» YOUR OBJECTIVE: All that is needed is each line of the entries holding the word "users", copied as it stands.

» RECORDS SHOWN:
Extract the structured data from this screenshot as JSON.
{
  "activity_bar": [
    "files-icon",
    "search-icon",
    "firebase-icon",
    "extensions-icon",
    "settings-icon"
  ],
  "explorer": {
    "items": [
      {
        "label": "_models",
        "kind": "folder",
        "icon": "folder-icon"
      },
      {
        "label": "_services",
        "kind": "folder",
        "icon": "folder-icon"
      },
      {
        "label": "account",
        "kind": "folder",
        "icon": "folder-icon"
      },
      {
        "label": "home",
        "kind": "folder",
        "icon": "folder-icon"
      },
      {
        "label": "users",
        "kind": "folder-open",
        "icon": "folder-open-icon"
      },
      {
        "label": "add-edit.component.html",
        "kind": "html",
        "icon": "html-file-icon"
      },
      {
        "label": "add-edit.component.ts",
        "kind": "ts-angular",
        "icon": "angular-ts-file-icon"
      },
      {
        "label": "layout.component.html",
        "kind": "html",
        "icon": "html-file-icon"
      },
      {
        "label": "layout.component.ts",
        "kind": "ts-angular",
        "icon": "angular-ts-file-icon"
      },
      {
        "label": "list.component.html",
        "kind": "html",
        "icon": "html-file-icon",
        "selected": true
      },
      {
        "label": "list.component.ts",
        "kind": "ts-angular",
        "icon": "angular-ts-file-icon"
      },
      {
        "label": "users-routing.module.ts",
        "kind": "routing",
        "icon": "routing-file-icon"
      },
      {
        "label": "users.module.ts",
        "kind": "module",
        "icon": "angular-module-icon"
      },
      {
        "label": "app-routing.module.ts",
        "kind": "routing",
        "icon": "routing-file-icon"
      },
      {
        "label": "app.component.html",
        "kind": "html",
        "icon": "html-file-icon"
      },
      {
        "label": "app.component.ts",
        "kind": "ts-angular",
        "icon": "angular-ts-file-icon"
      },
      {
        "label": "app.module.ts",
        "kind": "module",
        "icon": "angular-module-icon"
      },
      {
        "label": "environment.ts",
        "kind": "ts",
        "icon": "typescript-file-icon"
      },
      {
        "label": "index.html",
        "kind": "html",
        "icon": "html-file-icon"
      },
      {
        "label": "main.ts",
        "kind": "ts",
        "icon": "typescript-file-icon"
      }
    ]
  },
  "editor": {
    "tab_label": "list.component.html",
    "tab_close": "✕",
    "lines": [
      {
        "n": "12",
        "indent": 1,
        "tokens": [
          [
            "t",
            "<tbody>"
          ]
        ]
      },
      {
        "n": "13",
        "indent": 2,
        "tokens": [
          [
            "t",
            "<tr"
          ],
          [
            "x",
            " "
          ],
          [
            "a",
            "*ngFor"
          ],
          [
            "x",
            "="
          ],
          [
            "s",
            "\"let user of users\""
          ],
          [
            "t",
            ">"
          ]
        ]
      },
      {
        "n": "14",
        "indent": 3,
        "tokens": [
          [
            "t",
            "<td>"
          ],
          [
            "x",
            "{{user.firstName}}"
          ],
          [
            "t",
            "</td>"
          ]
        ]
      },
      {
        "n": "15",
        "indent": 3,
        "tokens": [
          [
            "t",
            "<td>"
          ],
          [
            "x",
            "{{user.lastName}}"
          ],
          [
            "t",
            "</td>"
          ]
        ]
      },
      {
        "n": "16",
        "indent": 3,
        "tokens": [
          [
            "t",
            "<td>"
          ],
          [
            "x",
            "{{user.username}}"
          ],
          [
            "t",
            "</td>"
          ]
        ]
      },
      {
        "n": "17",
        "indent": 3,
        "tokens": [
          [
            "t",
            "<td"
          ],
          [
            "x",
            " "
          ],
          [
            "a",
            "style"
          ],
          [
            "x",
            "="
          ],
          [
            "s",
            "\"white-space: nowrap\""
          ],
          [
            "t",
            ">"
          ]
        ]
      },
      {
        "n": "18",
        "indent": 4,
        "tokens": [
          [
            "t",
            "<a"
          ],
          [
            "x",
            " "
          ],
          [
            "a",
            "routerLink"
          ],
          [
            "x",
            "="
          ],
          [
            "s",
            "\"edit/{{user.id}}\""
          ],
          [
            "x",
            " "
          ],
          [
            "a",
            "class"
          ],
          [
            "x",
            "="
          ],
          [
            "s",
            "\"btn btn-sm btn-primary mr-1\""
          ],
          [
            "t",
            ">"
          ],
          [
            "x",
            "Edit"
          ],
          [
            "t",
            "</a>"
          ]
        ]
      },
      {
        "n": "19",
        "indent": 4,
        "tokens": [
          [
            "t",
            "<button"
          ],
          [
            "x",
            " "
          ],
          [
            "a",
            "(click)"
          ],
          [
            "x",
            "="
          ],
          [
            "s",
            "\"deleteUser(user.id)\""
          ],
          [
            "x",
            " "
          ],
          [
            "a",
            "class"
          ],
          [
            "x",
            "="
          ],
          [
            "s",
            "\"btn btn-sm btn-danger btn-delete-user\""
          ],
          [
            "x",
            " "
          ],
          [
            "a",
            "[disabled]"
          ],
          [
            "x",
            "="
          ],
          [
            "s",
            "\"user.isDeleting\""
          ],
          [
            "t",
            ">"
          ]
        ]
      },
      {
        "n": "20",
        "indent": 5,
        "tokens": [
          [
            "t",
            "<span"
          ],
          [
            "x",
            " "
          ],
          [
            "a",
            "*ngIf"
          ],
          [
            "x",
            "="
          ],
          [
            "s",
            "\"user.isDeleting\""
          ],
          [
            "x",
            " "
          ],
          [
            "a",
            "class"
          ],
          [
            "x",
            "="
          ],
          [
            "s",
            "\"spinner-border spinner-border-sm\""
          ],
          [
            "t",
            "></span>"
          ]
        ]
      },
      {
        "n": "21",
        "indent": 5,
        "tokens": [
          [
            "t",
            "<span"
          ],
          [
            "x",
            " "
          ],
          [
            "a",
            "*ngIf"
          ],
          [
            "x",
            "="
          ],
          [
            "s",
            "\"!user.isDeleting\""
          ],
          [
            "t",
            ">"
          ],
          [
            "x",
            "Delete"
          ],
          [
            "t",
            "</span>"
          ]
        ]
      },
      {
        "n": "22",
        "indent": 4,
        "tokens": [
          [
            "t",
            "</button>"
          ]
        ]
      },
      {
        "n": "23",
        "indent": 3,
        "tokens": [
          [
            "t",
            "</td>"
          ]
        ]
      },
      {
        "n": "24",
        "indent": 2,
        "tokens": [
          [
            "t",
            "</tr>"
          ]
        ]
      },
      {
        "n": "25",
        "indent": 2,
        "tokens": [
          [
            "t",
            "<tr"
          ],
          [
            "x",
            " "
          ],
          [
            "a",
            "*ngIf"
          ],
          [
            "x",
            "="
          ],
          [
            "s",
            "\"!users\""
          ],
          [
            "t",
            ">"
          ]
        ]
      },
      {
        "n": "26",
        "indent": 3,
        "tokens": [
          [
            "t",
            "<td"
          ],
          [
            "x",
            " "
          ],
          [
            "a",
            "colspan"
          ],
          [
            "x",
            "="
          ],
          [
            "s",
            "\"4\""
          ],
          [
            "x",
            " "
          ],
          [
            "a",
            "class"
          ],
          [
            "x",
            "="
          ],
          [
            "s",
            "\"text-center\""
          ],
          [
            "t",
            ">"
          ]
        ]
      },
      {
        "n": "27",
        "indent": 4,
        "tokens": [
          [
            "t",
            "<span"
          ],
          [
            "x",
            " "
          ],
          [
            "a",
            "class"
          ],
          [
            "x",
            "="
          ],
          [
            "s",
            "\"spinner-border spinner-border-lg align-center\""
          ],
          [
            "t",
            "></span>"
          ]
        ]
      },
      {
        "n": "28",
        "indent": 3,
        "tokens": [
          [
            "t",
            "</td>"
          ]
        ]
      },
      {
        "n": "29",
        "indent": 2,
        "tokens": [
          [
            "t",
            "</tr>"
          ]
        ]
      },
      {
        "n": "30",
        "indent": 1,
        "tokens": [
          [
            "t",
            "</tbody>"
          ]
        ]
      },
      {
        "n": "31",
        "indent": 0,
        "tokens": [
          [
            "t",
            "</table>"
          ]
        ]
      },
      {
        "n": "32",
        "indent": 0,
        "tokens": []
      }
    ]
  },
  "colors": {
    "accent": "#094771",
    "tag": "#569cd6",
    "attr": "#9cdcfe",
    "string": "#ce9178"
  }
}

» THE ANSWER:
        "label": "users",
        "label": "users-routing.module.ts",
        "label": "users.module.ts",
            "\"let user of users\""
            "\"!users\""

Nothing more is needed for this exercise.